The Timbers’ inability to close out games has in large part crippled their 2017 season. Over and over again throughout the course of the spring and summer, the Timbers let points slip away late in games as they failed to find the dagger and gave away poor late goals.
So you’d be forgiven if you didn’t foresee the Timbers turning into a team that grinds out results late in the season. Nonetheless, here we are.
Against each of New York, Colorado, and Sunday against Seattle, the Timbers have ground out close results and come away with a very impressive seven points in three games. Before Sunday there were reasonable questions about whether the Timbers could do so against better opponents than a second-choice Red Bulls side and a pathetic Rapids team.
Well, you have your answer.
How did the Timbers do it? Well, with pretty conventional low-block defending. After the Sounders found Jordan Morris in behind a couple times in the opening moments of the second half, the Timbers dropped their defensive block a little bit and forced the Sounders to break them down.

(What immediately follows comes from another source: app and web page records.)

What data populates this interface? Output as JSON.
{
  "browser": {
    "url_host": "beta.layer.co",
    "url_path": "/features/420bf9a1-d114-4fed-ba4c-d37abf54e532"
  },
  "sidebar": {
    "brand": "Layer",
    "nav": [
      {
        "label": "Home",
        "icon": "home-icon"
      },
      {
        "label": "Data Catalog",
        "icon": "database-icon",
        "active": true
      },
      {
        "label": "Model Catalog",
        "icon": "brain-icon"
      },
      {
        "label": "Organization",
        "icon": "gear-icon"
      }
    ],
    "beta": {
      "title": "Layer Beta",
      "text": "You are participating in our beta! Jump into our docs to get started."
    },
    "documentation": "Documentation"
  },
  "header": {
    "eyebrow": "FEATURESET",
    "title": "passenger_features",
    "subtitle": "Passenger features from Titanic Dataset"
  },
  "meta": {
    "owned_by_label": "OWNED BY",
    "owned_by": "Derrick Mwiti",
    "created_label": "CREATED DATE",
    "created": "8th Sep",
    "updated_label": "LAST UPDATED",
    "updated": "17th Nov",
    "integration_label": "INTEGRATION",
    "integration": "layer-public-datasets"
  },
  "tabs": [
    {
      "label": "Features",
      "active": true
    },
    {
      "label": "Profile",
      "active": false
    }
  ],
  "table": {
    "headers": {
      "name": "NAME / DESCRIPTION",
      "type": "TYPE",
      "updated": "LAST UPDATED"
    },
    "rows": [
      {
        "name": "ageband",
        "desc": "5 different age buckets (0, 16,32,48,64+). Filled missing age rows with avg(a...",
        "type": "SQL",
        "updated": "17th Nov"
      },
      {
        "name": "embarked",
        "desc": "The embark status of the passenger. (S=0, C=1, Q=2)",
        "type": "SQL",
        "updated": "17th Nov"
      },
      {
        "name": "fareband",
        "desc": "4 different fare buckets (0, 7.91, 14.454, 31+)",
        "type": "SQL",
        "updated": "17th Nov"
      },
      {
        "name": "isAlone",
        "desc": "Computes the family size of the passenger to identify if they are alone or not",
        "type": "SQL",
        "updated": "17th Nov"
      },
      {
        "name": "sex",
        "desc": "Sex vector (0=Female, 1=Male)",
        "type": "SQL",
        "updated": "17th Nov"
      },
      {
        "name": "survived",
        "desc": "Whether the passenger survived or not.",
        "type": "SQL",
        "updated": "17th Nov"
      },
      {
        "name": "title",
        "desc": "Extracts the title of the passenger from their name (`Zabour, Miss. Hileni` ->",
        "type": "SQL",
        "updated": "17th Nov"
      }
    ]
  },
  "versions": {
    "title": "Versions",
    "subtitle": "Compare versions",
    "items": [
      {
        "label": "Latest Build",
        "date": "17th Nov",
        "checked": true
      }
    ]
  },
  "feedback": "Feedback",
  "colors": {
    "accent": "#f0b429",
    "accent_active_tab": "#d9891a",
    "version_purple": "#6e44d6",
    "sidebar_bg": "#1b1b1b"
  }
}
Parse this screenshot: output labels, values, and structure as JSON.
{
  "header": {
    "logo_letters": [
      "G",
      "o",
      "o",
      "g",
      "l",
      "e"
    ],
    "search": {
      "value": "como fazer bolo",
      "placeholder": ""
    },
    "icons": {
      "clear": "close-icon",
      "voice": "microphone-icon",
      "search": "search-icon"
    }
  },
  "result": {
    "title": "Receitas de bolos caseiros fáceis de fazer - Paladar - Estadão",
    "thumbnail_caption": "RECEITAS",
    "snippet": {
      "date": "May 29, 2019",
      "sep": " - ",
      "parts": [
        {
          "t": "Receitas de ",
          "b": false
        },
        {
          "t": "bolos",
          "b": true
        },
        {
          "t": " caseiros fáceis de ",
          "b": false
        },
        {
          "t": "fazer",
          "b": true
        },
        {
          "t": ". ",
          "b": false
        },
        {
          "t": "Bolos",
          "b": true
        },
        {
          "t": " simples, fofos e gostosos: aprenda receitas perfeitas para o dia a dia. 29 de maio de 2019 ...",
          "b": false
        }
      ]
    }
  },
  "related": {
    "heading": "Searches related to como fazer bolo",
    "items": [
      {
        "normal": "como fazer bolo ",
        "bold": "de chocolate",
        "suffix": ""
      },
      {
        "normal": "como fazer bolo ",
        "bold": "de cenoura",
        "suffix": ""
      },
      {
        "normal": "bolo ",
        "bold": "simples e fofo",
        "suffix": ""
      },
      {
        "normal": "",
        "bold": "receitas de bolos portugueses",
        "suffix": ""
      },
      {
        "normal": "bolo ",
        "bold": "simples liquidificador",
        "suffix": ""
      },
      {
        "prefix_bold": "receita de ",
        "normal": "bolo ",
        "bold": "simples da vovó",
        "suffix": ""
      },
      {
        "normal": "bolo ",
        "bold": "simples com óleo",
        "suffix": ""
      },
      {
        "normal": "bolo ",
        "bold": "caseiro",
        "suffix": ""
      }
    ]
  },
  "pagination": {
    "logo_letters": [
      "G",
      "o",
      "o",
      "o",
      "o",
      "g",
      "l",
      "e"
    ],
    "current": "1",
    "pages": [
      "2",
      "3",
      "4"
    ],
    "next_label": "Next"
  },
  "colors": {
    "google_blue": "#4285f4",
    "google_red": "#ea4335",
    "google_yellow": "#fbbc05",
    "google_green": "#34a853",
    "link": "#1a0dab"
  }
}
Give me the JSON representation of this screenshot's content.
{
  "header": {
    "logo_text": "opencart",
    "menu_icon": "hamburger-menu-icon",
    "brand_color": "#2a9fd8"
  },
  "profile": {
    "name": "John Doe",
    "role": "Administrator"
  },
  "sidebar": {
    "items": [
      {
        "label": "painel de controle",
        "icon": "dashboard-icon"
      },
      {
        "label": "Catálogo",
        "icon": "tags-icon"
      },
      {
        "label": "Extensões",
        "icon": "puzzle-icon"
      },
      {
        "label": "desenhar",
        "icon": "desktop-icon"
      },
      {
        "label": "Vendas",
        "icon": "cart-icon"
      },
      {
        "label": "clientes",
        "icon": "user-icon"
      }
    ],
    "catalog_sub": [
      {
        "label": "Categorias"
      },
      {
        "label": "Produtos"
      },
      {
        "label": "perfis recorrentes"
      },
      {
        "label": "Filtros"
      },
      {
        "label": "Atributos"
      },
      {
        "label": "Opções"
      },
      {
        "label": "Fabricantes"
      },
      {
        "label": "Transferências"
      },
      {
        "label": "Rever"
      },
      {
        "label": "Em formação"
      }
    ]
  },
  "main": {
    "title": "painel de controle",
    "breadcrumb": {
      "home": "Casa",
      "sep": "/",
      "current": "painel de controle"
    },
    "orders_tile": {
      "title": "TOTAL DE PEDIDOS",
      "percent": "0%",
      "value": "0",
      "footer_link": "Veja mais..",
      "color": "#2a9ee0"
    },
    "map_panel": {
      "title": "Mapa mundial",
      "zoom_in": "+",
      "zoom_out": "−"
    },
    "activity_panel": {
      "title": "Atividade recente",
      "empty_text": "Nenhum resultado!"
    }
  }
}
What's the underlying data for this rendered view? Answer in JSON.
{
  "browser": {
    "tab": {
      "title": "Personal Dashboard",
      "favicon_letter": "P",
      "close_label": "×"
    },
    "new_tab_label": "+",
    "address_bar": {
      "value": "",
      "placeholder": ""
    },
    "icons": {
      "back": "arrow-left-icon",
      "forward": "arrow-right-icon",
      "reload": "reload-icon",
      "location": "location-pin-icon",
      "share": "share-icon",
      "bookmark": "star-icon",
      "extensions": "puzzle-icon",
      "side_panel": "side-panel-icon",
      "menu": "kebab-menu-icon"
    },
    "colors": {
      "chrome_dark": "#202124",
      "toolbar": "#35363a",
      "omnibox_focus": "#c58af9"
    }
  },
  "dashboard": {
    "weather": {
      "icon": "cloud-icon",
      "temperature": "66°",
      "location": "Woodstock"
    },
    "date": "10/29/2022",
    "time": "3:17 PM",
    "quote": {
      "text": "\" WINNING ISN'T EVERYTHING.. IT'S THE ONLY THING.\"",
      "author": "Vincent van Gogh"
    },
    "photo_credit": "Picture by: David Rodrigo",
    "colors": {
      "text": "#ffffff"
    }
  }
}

A very clear pattern emerges from the Timbers’ second-half defensive actions chart:
The Timbers had two defensive aims late in the game: First, the Timbers wanted to deny the Sounders early balls into the box. Hence the flurry of defensive actions on the flanks 20-35 yards from the byline. The purpose of this is to try to limit Seattle’s ability to get balls into the box as the backline is getting set. A backline in motion is a backline in which the likes of Clint Dempsey and Jordan Morris can find dangerous space. That’s a lot more difficult when the backline is set and the midfield is able to help close down spaces at the top of the box.
Second, once the backline was set, the Timbers relied on their centerbacks (and — to his credit — Vytas) to mop up anything and everything that came into the box from wide areas.
In other words, the Timbers tried to force Seattle into low-percentage crosses and to make sure they didn’t give up a goal on a low-percentage entry ball. Like I said, it wasn’t rocket science.
Except it sort of was rocket science for the Timbers earlier in the season, as they gave up multiple costly goals from exactly those kinds of balls.
Rocket science or not, though, on Sunday it was successful. Aside from a poor Larrys Mabiala clearance that but for a nice Jeff Attinella save, the Sounders lacked for quality chances despite throwing the kitchen sink into the attack.
Now, to be sure, the Timbers are hardly a park-the-bus kind of team. And it wouldn’t be accurate to say that’s what they did on Sunday. But, as is natural on the road against a quality opponent, they did have to weather a storm on Sunday. Unlike so many times this year, they successfully did so on Sunday, as they have done three times over the course of the last nine days.
If this is going to become a longer-term trend, the Timbers could be poised to put together another late-season run.